The Great Salt Lake, Lake of the Woods, and Iliamna Lake are the next biggest after the Great Lakes.
Created by glacial formation and melting during the Ice Age, American lakes are most heavily concentrated in the northern states, but the Rocky Mountain states have a lot of lakes and valleys as well.
There’s also a long list of man-made lakes that offer exciting recreational activities, including Lake Mead, created by the Hoover Dam construction in the 1930s.
Lake Powell in Arizona and Lake Sakakawea in North Dakota round out the top three largest man-made lakes in the U.S.
China is ranked number four in terms of the most lakes, with 23,800 lakes in the third-largest country by land size.
Heaven Lake, also known as Tianchi Lake, is China’s biggest and deepest crater lake, while Poyang Lake is the largest freshwater lake with a world-famous bridge.
China’s lakes are an interesting mix of fresh and saltwater, with Nansi and Hongze some of the larger freshwater lakes on the East China Plain.

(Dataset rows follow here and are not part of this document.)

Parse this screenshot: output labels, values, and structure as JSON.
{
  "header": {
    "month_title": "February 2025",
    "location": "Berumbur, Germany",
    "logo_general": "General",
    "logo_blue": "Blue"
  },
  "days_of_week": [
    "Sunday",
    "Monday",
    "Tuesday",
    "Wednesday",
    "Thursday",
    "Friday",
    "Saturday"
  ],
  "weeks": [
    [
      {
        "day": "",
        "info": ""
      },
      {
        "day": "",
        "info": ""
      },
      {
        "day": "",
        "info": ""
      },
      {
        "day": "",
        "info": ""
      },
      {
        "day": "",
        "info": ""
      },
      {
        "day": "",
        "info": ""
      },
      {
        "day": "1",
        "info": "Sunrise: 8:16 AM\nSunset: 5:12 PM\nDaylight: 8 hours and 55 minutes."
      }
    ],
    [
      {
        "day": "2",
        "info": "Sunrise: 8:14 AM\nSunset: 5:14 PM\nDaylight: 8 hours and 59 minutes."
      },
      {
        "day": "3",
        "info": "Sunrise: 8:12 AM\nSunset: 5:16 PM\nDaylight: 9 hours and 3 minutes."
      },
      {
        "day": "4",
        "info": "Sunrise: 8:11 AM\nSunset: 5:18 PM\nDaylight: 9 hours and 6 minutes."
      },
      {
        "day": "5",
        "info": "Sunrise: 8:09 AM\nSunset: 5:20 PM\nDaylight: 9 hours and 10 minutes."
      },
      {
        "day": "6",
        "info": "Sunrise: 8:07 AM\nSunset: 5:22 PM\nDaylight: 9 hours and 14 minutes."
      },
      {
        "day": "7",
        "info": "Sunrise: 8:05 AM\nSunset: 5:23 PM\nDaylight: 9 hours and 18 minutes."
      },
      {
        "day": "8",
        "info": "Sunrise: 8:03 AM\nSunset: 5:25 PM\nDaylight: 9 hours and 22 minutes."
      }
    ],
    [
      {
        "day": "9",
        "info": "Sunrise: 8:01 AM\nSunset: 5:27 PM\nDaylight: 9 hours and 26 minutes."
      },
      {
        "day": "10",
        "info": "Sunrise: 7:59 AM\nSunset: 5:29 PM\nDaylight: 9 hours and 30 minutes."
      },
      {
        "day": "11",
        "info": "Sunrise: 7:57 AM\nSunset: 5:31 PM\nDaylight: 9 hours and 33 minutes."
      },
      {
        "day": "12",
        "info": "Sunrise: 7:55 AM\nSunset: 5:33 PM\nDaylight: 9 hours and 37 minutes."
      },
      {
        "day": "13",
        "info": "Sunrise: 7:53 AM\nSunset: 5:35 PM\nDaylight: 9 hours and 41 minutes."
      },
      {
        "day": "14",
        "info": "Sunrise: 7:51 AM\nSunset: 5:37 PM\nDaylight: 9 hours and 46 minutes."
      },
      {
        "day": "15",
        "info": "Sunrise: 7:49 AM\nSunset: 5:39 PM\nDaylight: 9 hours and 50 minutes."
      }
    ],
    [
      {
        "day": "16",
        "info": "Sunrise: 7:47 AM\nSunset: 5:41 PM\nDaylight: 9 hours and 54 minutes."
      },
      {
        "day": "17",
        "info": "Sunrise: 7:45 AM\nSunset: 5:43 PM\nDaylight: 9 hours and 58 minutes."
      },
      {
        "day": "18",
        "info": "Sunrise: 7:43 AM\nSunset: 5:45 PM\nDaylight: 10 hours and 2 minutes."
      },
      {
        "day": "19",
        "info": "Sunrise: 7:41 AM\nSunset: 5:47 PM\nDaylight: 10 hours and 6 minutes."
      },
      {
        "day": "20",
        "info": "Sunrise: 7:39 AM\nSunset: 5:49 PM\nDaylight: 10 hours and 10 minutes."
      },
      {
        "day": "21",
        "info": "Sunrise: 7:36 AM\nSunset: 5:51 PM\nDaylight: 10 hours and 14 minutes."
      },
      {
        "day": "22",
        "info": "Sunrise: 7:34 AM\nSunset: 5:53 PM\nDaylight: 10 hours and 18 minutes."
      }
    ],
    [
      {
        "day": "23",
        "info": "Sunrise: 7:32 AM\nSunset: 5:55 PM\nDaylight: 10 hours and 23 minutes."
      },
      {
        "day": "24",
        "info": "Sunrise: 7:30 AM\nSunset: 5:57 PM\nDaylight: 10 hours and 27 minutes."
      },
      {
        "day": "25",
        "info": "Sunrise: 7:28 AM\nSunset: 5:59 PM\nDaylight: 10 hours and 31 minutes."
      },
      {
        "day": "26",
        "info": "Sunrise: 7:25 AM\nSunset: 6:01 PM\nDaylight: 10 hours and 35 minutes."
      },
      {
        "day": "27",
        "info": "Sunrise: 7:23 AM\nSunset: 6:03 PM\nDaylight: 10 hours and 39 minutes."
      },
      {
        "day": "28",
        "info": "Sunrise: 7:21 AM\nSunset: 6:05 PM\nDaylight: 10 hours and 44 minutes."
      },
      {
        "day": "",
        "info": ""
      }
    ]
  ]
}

Then there’s Qinghai Lake, which is saline with no channel for water outflow. Many more lakes are found in the southeast where rainfall is heavy.
The western mountain regions and Tibetan Plateau are peppered with lakes, too. Considering China has the highest population of 1.42 billion people, lakes play an important role in providing food, income, and recreation for millions of Chinese families.
Sweden isn’t far behind China with approximately 22,600 lakes. It may be a much smaller country than China or the U.S., but Sweden is covered in lakes formed during the last Ice Age.
Most of these lakes are fairly small, although the largest one is not only Sweden’s biggest but the largest lake in the whole European Union.
Lake Vänern measures about 90 miles long and is 330 feet deep at certain points.
In total, Sweden has 395 lakes with a surface area of over 4 square miles. This includes Lake Torneträsk, one of the most famous and beautiful Swedish lakes.
Covering 128.2 square miles in Abisko National Park, Lake Torneträsk is known for its amazing view of the Northern Lights.
Sweden has a total of 52 freshwater fish species throughout its stunning lakes, as fishing and water recreation remain popular activities for people of all ages.
Sturgeons are the biggest fish to watch for in Swedish lakes, rivers, and seas.
Brazil also has a large number of lakes, due in large part to its 3.29 million square miles of land making it the fifth-largest country.
Many of Brazil’s lakes are situated deep in the Amazon Rainforest where the rivers form oxbow lakes, which occur when a river’s wide flow is cut off.
Lagos dos Patos is Brazil’s biggest lake, measuring 180 miles long and 40 miles wide at some points.
Located in the country’s southeast, Lagos dos Patos is separated from the Atlantic coast by a sandbar.
This is the biggest barrier lagoon on the continent.
There are also man-made lakes like Sobradinho Reservoir, which is six times larger than Lake Mead in the U.S.
Sobradinho is the world’s 15th largest reservoir and is known for the hydroelectric dam, which generates power for the surrounding state of Bahia.
Norway has a similar landscape to Sweden, featuring some truly stunning lakes, especially with breathtaking fjords and rushing rivers.
Present-day Norway was once completely covered in glacial ice, and now many glacier lakes offer a beautiful backdrop and exciting recreation for Nordic residents and visitors.
Tyrifjorden is one of the most popular lakes, situated just 25 miles northwest of the capital city Oslo.
It hits 967 feet deep at some points.
Like many other countries, Norway has a variety of man-made reservoirs like Mjøsa or Lille Lungegaardsvannet.
Most of the natural lakes are located near the deep valleys to the west.